AIM OF THE TASK → Print out the entries exactly, and include each one.

Page and application data records
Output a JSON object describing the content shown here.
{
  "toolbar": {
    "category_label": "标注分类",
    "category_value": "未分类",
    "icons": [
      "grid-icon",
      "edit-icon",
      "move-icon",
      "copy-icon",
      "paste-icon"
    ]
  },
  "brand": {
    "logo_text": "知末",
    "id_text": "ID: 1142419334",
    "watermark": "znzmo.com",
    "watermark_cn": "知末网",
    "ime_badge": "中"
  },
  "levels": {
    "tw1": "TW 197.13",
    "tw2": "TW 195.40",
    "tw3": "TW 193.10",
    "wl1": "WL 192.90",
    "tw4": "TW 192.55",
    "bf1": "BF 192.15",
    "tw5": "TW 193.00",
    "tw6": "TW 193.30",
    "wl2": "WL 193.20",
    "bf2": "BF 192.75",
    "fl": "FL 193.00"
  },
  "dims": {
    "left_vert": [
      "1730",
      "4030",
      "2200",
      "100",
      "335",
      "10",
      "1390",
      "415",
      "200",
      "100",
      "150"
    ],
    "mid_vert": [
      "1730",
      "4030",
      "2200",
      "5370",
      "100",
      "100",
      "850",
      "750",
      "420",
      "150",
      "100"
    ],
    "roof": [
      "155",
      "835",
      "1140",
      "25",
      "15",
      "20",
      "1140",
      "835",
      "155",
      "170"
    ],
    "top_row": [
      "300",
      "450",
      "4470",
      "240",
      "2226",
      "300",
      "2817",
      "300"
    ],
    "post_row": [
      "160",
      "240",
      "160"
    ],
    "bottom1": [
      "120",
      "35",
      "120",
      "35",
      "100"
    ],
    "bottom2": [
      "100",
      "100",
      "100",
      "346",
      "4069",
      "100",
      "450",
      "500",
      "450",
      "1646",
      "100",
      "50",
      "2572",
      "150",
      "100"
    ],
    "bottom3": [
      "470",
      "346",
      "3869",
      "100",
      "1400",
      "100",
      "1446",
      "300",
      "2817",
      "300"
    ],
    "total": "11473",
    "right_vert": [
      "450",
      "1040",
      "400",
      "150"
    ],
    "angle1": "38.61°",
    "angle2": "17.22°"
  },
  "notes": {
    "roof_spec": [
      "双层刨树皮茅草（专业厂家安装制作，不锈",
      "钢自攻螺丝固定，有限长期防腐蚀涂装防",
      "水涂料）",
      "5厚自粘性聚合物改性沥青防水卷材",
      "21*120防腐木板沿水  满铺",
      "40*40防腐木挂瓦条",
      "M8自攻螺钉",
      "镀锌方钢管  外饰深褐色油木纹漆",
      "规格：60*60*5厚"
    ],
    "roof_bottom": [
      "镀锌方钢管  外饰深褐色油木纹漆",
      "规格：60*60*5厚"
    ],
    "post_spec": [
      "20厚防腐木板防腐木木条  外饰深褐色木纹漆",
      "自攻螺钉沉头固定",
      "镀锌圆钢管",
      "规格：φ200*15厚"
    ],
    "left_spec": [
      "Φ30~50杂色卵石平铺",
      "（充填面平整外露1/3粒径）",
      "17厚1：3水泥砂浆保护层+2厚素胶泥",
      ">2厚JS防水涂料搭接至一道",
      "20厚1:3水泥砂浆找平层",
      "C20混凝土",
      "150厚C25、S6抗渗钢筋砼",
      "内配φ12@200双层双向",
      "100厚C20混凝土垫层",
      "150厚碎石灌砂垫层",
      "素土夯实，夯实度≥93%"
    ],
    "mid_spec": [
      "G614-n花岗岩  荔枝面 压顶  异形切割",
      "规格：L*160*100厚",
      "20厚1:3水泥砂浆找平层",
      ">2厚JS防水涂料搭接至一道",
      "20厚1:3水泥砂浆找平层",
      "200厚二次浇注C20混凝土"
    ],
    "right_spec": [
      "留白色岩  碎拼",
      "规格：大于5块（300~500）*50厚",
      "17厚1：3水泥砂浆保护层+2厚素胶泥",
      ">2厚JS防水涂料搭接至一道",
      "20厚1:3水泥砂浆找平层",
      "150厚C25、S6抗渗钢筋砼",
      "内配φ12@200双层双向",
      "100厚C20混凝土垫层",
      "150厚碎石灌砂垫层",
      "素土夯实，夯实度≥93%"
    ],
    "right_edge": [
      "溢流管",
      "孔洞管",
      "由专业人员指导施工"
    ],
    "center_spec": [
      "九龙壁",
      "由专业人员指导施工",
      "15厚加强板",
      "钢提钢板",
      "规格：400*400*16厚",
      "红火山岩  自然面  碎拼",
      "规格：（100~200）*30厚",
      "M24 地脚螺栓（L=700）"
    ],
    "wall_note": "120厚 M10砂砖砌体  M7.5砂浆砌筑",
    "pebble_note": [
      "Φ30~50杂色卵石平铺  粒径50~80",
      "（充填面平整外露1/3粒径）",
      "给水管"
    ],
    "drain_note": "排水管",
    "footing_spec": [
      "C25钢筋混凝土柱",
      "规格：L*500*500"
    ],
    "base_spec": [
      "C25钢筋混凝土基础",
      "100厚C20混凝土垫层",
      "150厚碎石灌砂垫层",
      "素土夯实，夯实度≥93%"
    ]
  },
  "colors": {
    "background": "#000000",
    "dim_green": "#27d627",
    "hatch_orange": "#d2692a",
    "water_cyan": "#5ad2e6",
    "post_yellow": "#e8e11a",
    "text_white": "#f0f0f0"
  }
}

TASK OUTPUT →
Output a JSON object describing the content shown here.
{
  "toolbar": {
    "category_label": "标注分类",
    "category_value": "未分类",
    "icons": [
      "grid-icon",
      "edit-icon",
      "move-icon",
      "copy-icon",
      "paste-icon"
    ]
  },
  "brand": {
    "logo_text": "知末",
    "id_text": "ID: 1142419334",
    "watermark": "znzmo.com",
    "watermark_cn": "知末网",
    "ime_badge": "中"
  },
  "levels": {
    "tw1": "TW 197.13",
    "tw2": "TW 195.40",
    "tw3": "TW 193.10",
    "wl1": "WL 192.90",
    "tw4": "TW 192.55",
    "bf1": "BF 192.15",
    "tw5": "TW 193.00",
    "tw6": "TW 193.30",
    "wl2": "WL 193.20",
    "bf2": "BF 192.75",
    "fl": "FL 193.00"
  },
  "dims": {
    "left_vert": [
      "1730",
      "4030",
      "2200",
      "100",
      "335",
      "10",
      "1390",
      "415",
      "200",
      "100",
      "150"
    ],
    "mid_vert": [
      "1730",
      "4030",
      "2200",
      "5370",
      "100",
      "100",
      "850",
      "750",
      "420",
      "150",
      "100"
    ],
    "roof": [
      "155",
      "835",
      "1140",
      "25",
      "15",
      "20",
      "1140",
      "835",
      "155",
      "170"
    ],
    "top_row": [
      "300",
      "450",
      "4470",
      "240",
      "2226",
      "300",
      "2817",
      "300"
    ],
    "post_row": [
      "160",
      "240",
      "160"
    ],
    "bottom1": [
      "120",
      "35",
      "120",
      "35",
      "100"
    ],
    "bottom2": [
      "100",
      "100",
      "100",
      "346",
      "4069",
      "100",
      "450",
      "500",
      "450",
      "1646",
      "100",
      "50",
      "2572",
      "150",
      "100"
    ],
    "bottom3": [
      "470",
      "346",
      "3869",
      "100",
      "1400",
      "100",
      "1446",
      "300",
      "2817",
      "300"
    ],
    "total": "11473",
    "right_vert": [
      "450",
      "1040",
      "400",
      "150"
    ],
    "angle1": "38.61°",
    "angle2": "17.22°"
  },
  "notes": {
    "roof_spec": [
      "双层刨树皮茅草（专业厂家安装制作，不锈",
      "钢自攻螺丝固定，有限长期防腐蚀涂装防",
      "水涂料）",
      "5厚自粘性聚合物改性沥青防水卷材",
      "21*120防腐木板沿水  满铺",
      "40*40防腐木挂瓦条",
      "M8自攻螺钉",
      "镀锌方钢管  外饰深褐色油木纹漆",
      "规格：60*60*5厚"
    ],
    "roof_bottom": [
      "镀锌方钢管  外饰深褐色油木纹漆",
      "规格：60*60*5厚"
    ],
    "post_spec": [
      "20厚防腐木板防腐木木条  外饰深褐色木纹漆",
      "自攻螺钉沉头固定",
      "镀锌圆钢管",
      "规格：φ200*15厚"
    ],
    "left_spec": [
      "Φ30~50杂色卵石平铺",
      "（充填面平整外露1/3粒径）",
      "17厚1：3水泥砂浆保护层+2厚素胶泥",
      ">2厚JS防水涂料搭接至一道",
      "20厚1:3水泥砂浆找平层",
      "C20混凝土",
      "150厚C25、S6抗渗钢筋砼",
      "内配φ12@200双层双向",
      "100厚C20混凝土垫层",
      "150厚碎石灌砂垫层",
      "素土夯实，夯实度≥93%"
    ],
    "mid_spec": [
      "G614-n花岗岩  荔枝面 压顶  异形切割",
      "规格：L*160*100厚",
      "20厚1:3水泥砂浆找平层",
      ">2厚JS防水涂料搭接至一道",
      "20厚1:3水泥砂浆找平层",
      "200厚二次浇注C20混凝土"
    ],
    "right_spec": [
      "留白色岩  碎拼",
      "规格：大于5块（300~500）*50厚",
      "17厚1：3水泥砂浆保护层+2厚素胶泥",
      ">2厚JS防水涂料搭接至一道",
      "20厚1:3水泥砂浆找平层",
      "150厚C25、S6抗渗钢筋砼",
      "内配φ12@200双层双向",
      "100厚C20混凝土垫层",
      "150厚碎石灌砂垫层",
      "素土夯实，夯实度≥93%"
    ],
    "right_edge": [
      "溢流管",
      "孔洞管",
      "由专业人员指导施工"
    ],
    "center_spec": [
      "九龙壁",
      "由专业人员指导施工",
      "15厚加强板",
      "钢提钢板",
      "规格：400*400*16厚",
      "红火山岩  自然面  碎拼",
      "规格：（100~200）*30厚",
      "M24 地脚螺栓（L=700）"
    ],
    "wall_note": "120厚 M10砂砖砌体  M7.5砂浆砌筑",
    "pebble_note": [
      "Φ30~50杂色卵石平铺  粒径50~80",
      "（充填面平整外露1/3粒径）",
      "给水管"
    ],
    "drain_note": "排水管",
    "footing_spec": [
      "C25钢筋混凝土柱",
      "规格：L*500*500"
    ],
    "base_spec": [
      "C25钢筋混凝土基础",
      "100厚C20混凝土垫层",
      "150厚碎石灌砂垫层",
      "素土夯实，夯实度≥93%"
    ]
  },
  "colors": {
    "background": "#000000",
    "dim_green": "#27d627",
    "hatch_orange": "#d2692a",
    "water_cyan": "#5ad2e6",
    "post_yellow": "#e8e11a",
    "text_white": "#f0f0f0"
  }
}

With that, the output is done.